• Task inputs:
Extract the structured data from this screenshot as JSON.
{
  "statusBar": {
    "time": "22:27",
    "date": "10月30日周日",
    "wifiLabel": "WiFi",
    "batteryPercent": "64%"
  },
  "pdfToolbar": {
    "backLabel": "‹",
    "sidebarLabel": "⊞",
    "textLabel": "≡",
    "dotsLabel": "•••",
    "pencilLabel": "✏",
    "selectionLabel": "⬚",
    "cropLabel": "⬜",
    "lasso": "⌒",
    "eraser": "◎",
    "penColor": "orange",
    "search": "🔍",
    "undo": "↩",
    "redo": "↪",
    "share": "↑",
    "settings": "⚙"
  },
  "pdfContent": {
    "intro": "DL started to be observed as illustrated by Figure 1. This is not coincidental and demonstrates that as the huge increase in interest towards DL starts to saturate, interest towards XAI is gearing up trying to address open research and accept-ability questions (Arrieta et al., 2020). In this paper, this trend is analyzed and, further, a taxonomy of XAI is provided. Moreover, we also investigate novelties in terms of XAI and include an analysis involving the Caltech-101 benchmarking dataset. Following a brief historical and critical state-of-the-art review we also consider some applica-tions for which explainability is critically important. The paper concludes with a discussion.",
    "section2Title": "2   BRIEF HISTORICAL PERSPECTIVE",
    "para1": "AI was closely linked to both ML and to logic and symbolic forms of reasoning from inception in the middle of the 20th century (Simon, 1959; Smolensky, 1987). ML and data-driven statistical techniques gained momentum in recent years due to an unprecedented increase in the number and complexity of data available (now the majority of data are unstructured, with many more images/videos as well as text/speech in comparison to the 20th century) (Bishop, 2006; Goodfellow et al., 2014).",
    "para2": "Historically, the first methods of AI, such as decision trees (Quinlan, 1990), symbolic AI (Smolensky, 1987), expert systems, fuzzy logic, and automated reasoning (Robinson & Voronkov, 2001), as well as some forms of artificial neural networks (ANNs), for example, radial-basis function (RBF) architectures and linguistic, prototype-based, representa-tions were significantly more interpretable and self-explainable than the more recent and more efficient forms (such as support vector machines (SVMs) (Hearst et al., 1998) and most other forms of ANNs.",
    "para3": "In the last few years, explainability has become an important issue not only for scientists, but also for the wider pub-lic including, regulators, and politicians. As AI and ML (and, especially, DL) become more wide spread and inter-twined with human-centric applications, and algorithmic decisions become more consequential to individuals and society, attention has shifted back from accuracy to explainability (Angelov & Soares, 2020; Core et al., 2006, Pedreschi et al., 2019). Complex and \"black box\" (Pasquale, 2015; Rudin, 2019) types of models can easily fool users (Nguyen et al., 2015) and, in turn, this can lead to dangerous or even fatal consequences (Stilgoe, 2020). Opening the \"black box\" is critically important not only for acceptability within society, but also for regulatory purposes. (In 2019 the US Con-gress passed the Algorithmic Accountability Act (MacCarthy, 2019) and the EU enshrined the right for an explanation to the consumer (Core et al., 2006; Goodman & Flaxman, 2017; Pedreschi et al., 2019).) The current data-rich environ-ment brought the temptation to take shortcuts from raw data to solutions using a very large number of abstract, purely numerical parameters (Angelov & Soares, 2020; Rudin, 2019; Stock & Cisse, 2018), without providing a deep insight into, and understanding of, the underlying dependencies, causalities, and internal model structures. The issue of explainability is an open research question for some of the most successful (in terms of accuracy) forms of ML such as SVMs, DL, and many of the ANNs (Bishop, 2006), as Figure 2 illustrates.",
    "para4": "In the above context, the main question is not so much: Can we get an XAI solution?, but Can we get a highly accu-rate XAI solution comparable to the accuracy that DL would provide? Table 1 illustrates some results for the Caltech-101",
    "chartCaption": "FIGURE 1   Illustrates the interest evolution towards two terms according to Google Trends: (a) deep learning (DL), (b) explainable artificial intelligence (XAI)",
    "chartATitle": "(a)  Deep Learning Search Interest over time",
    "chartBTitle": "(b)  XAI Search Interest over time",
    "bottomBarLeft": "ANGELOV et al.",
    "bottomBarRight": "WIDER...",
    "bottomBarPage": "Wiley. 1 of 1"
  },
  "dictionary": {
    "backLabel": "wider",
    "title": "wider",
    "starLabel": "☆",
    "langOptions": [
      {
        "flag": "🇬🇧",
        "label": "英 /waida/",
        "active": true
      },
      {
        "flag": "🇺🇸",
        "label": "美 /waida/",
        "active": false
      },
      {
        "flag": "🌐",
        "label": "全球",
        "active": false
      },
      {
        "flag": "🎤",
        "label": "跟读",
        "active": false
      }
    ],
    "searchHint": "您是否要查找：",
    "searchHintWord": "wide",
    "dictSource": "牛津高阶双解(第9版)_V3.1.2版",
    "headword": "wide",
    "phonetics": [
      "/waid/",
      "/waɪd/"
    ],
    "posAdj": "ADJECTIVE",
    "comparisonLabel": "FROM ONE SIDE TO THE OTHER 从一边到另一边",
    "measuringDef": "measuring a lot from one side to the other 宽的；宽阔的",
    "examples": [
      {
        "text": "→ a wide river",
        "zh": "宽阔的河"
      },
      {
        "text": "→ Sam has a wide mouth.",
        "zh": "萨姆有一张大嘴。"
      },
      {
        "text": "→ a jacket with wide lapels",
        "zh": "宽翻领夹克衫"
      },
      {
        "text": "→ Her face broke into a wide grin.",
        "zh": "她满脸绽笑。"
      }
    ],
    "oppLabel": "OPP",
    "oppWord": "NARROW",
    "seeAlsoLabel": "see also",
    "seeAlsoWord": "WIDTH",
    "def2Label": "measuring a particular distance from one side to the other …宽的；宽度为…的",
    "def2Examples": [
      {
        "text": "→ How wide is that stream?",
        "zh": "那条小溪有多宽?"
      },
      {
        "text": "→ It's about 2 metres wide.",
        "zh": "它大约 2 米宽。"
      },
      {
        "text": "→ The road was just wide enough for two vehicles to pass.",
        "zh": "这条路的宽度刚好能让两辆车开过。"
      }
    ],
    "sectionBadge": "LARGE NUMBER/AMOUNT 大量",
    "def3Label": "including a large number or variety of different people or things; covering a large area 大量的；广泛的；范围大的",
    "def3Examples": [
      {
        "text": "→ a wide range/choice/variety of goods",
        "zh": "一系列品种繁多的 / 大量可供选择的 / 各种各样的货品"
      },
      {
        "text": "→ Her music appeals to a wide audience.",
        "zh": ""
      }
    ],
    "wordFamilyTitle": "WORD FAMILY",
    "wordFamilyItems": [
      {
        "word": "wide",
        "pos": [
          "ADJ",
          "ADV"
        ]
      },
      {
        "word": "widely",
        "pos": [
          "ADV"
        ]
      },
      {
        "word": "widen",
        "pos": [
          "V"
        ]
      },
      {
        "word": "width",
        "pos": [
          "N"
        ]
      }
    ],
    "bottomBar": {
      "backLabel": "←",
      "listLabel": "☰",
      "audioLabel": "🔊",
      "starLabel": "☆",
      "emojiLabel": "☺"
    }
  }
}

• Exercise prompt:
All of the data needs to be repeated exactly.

• Task answer:
Extract the structured data from this screenshot as JSON.
{
  "statusBar": {
    "time": "22:27",
    "date": "10月30日周日",
    "wifiLabel": "WiFi",
    "batteryPercent": "64%"
  },
  "pdfToolbar": {
    "backLabel": "‹",
    "sidebarLabel": "⊞",
    "textLabel": "≡",
    "dotsLabel": "•••",
    "pencilLabel": "✏",
    "selectionLabel": "⬚",
    "cropLabel": "⬜",
    "lasso": "⌒",
    "eraser": "◎",
    "penColor": "orange",
    "search": "🔍",
    "undo": "↩",
    "redo": "↪",
    "share": "↑",
    "settings": "⚙"
  },
  "pdfContent": {
    "intro": "DL started to be observed as illustrated by Figure 1. This is not coincidental and demonstrates that as the huge increase in interest towards DL starts to saturate, interest towards XAI is gearing up trying to address open research and accept-ability questions (Arrieta et al., 2020). In this paper, this trend is analyzed and, further, a taxonomy of XAI is provided. Moreover, we also investigate novelties in terms of XAI and include an analysis involving the Caltech-101 benchmarking dataset. Following a brief historical and critical state-of-the-art review we also consider some applica-tions for which explainability is critically important. The paper concludes with a discussion.",
    "section2Title": "2   BRIEF HISTORICAL PERSPECTIVE",
    "para1": "AI was closely linked to both ML and to logic and symbolic forms of reasoning from inception in the middle of the 20th century (Simon, 1959; Smolensky, 1987). ML and data-driven statistical techniques gained momentum in recent years due to an unprecedented increase in the number and complexity of data available (now the majority of data are unstructured, with many more images/videos as well as text/speech in comparison to the 20th century) (Bishop, 2006; Goodfellow et al., 2014).",
    "para2": "Historically, the first methods of AI, such as decision trees (Quinlan, 1990), symbolic AI (Smolensky, 1987), expert systems, fuzzy logic, and automated reasoning (Robinson & Voronkov, 2001), as well as some forms of artificial neural networks (ANNs), for example, radial-basis function (RBF) architectures and linguistic, prototype-based, representa-tions were significantly more interpretable and self-explainable than the more recent and more efficient forms (such as support vector machines (SVMs) (Hearst et al., 1998) and most other forms of ANNs.",
    "para3": "In the last few years, explainability has become an important issue not only for scientists, but also for the wider pub-lic including, regulators, and politicians. As AI and ML (and, especially, DL) become more wide spread and inter-twined with human-centric applications, and algorithmic decisions become more consequential to individuals and society, attention has shifted back from accuracy to explainability (Angelov & Soares, 2020; Core et al., 2006, Pedreschi et al., 2019). Complex and \"black box\" (Pasquale, 2015; Rudin, 2019) types of models can easily fool users (Nguyen et al., 2015) and, in turn, this can lead to dangerous or even fatal consequences (Stilgoe, 2020). Opening the \"black box\" is critically important not only for acceptability within society, but also for regulatory purposes. (In 2019 the US Con-gress passed the Algorithmic Accountability Act (MacCarthy, 2019) and the EU enshrined the right for an explanation to the consumer (Core et al., 2006; Goodman & Flaxman, 2017; Pedreschi et al., 2019).) The current data-rich environ-ment brought the temptation to take shortcuts from raw data to solutions using a very large number of abstract, purely numerical parameters (Angelov & Soares, 2020; Rudin, 2019; Stock & Cisse, 2018), without providing a deep insight into, and understanding of, the underlying dependencies, causalities, and internal model structures. The issue of explainability is an open research question for some of the most successful (in terms of accuracy) forms of ML such as SVMs, DL, and many of the ANNs (Bishop, 2006), as Figure 2 illustrates.",
    "para4": "In the above context, the main question is not so much: Can we get an XAI solution?, but Can we get a highly accu-rate XAI solution comparable to the accuracy that DL would provide? Table 1 illustrates some results for the Caltech-101",
    "chartCaption": "FIGURE 1   Illustrates the interest evolution towards two terms according to Google Trends: (a) deep learning (DL), (b) explainable artificial intelligence (XAI)",
    "chartATitle": "(a)  Deep Learning Search Interest over time",
    "chartBTitle": "(b)  XAI Search Interest over time",
    "bottomBarLeft": "ANGELOV et al.",
    "bottomBarRight": "WIDER...",
    "bottomBarPage": "Wiley. 1 of 1"
  },
  "dictionary": {
    "backLabel": "wider",
    "title": "wider",
    "starLabel": "☆",
    "langOptions": [
      {
        "flag": "🇬🇧",
        "label": "英 /waida/",
        "active": true
      },
      {
        "flag": "🇺🇸",
        "label": "美 /waida/",
        "active": false
      },
      {
        "flag": "🌐",
        "label": "全球",
        "active": false
      },
      {
        "flag": "🎤",
        "label": "跟读",
        "active": false
      }
    ],
    "searchHint": "您是否要查找：",
    "searchHintWord": "wide",
    "dictSource": "牛津高阶双解(第9版)_V3.1.2版",
    "headword": "wide",
    "phonetics": [
      "/waid/",
      "/waɪd/"
    ],
    "posAdj": "ADJECTIVE",
    "comparisonLabel": "FROM ONE SIDE TO THE OTHER 从一边到另一边",
    "measuringDef": "measuring a lot from one side to the other 宽的；宽阔的",
    "examples": [
      {
        "text": "→ a wide river",
        "zh": "宽阔的河"
      },
      {
        "text": "→ Sam has a wide mouth.",
        "zh": "萨姆有一张大嘴。"
      },
      {
        "text": "→ a jacket with wide lapels",
        "zh": "宽翻领夹克衫"
      },
      {
        "text": "→ Her face broke into a wide grin.",
        "zh": "她满脸绽笑。"
      }
    ],
    "oppLabel": "OPP",
    "oppWord": "NARROW",
    "seeAlsoLabel": "see also",
    "seeAlsoWord": "WIDTH",
    "def2Label": "measuring a particular distance from one side to the other …宽的；宽度为…的",
    "def2Examples": [
      {
        "text": "→ How wide is that stream?",
        "zh": "那条小溪有多宽?"
      },
      {
        "text": "→ It's about 2 metres wide.",
        "zh": "它大约 2 米宽。"
      },
      {
        "text": "→ The road was just wide enough for two vehicles to pass.",
        "zh": "这条路的宽度刚好能让两辆车开过。"
      }
    ],
    "sectionBadge": "LARGE NUMBER/AMOUNT 大量",
    "def3Label": "including a large number or variety of different people or things; covering a large area 大量的；广泛的；范围大的",
    "def3Examples": [
      {
        "text": "→ a wide range/choice/variety of goods",
        "zh": "一系列品种繁多的 / 大量可供选择的 / 各种各样的货品"
      },
      {
        "text": "→ Her music appeals to a wide audience.",
        "zh": ""
      }
    ],
    "wordFamilyTitle": "WORD FAMILY",
    "wordFamilyItems": [
      {
        "word": "wide",
        "pos": [
          "ADJ",
          "ADV"
        ]
      },
      {
        "word": "widely",
        "pos": [
          "ADV"
        ]
      },
      {
        "word": "widen",
        "pos": [
          "V"
        ]
      },
      {
        "word": "width",
        "pos": [
          "N"
        ]
      }
    ],
    "bottomBar": {
      "backLabel": "←",
      "listLabel": "☰",
      "audioLabel": "🔊",
      "starLabel": "☆",
      "emojiLabel": "☺"
    }
  }
}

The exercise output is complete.